--- AIM OF THE EXERCISE ---
Taking the line that contains "Decode this image" as the first, copy each line exactly up to and including the last line below.

━━ PROVIDED ENTRIES ━━

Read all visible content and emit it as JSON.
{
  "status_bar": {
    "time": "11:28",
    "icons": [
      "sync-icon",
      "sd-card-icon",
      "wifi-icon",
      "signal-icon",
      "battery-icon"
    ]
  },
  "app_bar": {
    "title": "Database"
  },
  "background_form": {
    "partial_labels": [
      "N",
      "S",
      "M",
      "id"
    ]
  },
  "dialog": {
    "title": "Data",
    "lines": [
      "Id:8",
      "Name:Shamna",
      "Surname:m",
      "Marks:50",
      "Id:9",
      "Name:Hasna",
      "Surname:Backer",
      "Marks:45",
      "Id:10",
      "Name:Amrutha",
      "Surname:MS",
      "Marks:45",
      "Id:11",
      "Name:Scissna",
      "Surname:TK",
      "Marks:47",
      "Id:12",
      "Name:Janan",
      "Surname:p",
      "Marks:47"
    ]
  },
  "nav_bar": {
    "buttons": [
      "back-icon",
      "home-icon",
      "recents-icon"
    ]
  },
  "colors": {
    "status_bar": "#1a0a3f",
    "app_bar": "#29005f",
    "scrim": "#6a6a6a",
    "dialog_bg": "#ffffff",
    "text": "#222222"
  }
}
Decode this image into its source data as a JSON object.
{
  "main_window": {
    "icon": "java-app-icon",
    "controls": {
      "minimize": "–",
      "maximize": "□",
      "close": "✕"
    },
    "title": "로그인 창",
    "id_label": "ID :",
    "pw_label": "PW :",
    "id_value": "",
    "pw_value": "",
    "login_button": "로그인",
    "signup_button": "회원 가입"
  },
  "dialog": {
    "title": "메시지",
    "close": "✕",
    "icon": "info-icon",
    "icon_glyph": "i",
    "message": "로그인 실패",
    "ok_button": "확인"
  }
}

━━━

--- EXERCISE RESULT ---
Decode this image into its source data as a JSON object.
{
  "main_window": {
    "icon": "java-app-icon",
    "controls": {
      "minimize": "–",
      "maximize": "□",
      "close": "✕"
    },
    "title": "로그인 창",
    "id_label": "ID :",
    "pw_label": "PW :",
    "id_value": "",
    "pw_value": "",
    "login_button": "로그인",
    "signup_button": "회원 가입"
  },
  "dialog": {
    "title": "메시지",
    "close": "✕",
    "icon": "info-icon",
    "icon_glyph": "i",
    "message": "로그인 실패",
    "ok_button": "확인"
  }
}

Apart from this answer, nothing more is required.